I have to say I’m a little reluctant to write this post, it’s a subject that inflames passions on both sides of the debate.
I was at a conference a few weeks ago where one of the sessions discussed kids and computers – while the session was primarily concerned with discussing the tools available to teach children programming and the like – I attempted (somewhat unsuccessfully it must be said) to subvert the discussion into a more existential one – specifically should young children use computers at all and when is an appropriate age to start?
I have to declare split interests regarding this subject – my children are experiencing a somewhat unique upbringing – we don’t have a TV, they spend a lot of their time doing craft work type things and my wife and I make a concerted effort to shield them somewhat from the technological and societal realities of modern adult life. On the other hand I’m an early adopter that is never more than a few meters from a web enabled device of one sort or another, and who spends a fair amount of his waking hours discussing the subtleties of microblogging, social media and "The Cloud".
So… is early use of computers a net positive or negative influence on children?
Nick Carr blogged about the UCLA’s Memory and Aging Research Centre latest research on the effects of Internet use on the brain. Centre director Gary Small wrote that;
The average young person spends more than eight hours each day using technology (computers, PDAs, TV, videos), and much less time engaging in direct social contact. Our UCLA brain-scanning studies are showing that such repeated exposure to technology alters brain circuitry, and young developing brains (which usually have the greatest exposure) are the most vulnerable … More than 300,000 years ago, our Neanderthal ancestors discovered handheld tools, which led to the co-evolution of language, goal-directed behavior, social networking, and accelerated development of the frontal lobe, which controls these functions. Today, video-game brain, Internet addiction, and other technology side effects appear to be suppressing frontal-lobe executive skills and our ability to communicate face-to-face. Instead, our brains are developing circuitry for online social networking and are adapting to a new multitasking technology culture.
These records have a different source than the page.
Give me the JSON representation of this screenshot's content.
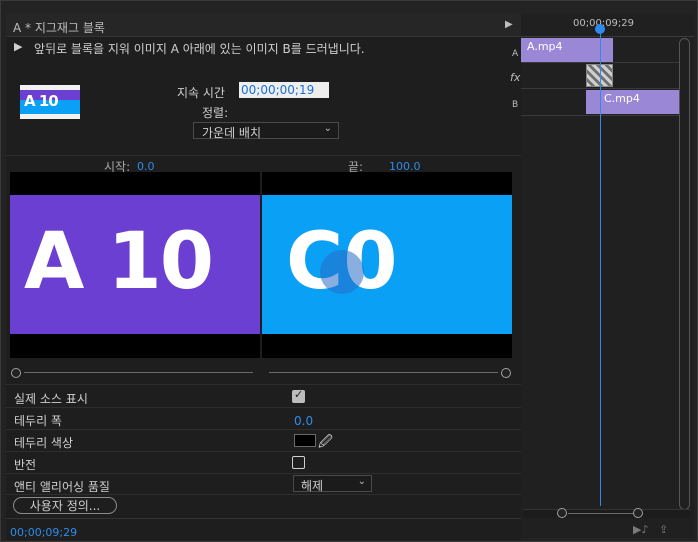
{
  "panel": {
    "title": "A * 지그재그 블록",
    "description": "앞뒤로 블록을 지워 이미지 A 아래에 있는 이미지 B를 드러냅니다."
  },
  "duration": {
    "label": "지속 시간",
    "value": "00;00;00;19"
  },
  "alignment": {
    "label": "정렬:",
    "value": "가운데 배치"
  },
  "preview": {
    "start_label": "시작:",
    "start_value": "0.0",
    "end_label": "끝:",
    "end_value": "100.0",
    "thumb_text": "A 10",
    "image_a_text": "A 10",
    "image_b_text": "C0"
  },
  "properties": {
    "show_actual": {
      "label": "실제 소스 표시",
      "checked": true
    },
    "border_width": {
      "label": "테두리 폭",
      "value": "0.0"
    },
    "border_color": {
      "label": "테두리 색상",
      "swatch": "#000000"
    },
    "reverse": {
      "label": "반전",
      "checked": false
    },
    "antialias": {
      "label": "앤티 앨리어싱 품질",
      "value": "해제"
    },
    "custom_button": "사용자 정의..."
  },
  "timecode_bottom": "00;00;09;29",
  "timeline": {
    "timecode": "00;00;09;29",
    "track_a_label": "A",
    "fx_label": "fx",
    "track_b_label": "B",
    "clip_a": "A.mp4",
    "clip_c": "C.mp4"
  },
  "colors": {
    "accent": "#2d8ceb",
    "clip": "#9a88d6",
    "image_a_bg": "#6a3fd1",
    "image_b_bg": "#0aa0f5"
  }
}
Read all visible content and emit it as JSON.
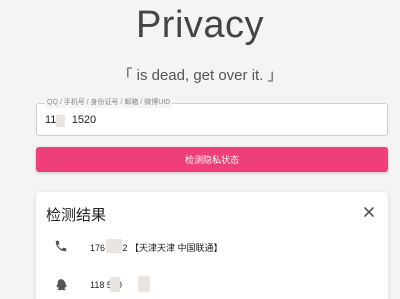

Now going back a step, one could ask the question whether the traditional skills we learnt and used are valid or necessary under modern society. In fact the question came up at the conference session when an attendee contended that traditional skills (and I lump them under the moniker of "old creativity" – drawing, fairy stories, invented play and the like) are no longer necessary, their utility replaced by a new web augmented reality.
If you subscribe to this perspective than my post will appear to you as a nonsense – an attempt to return the world to some ideal that only exists as a memory. To those folks I’ll appear to be one of the people in the following video;
I however don’t believe that we’ve moved on from traditional skills and values. There is a reason for a return to farmer’s markets, community gardens and artisanship generally – people wish to reconnect to traditional values and ways of living – the contention that many people share is that early exposure to the leading edge attributes of modern life limit peoples abilities to make these reconnective leaps.
Yes, I’m prepared to be lashed – after all the readership of this blog believes in the promise of a brave new world (as do I). I’m just not sure if we should think long and hard about how much of the old world we wish to leave.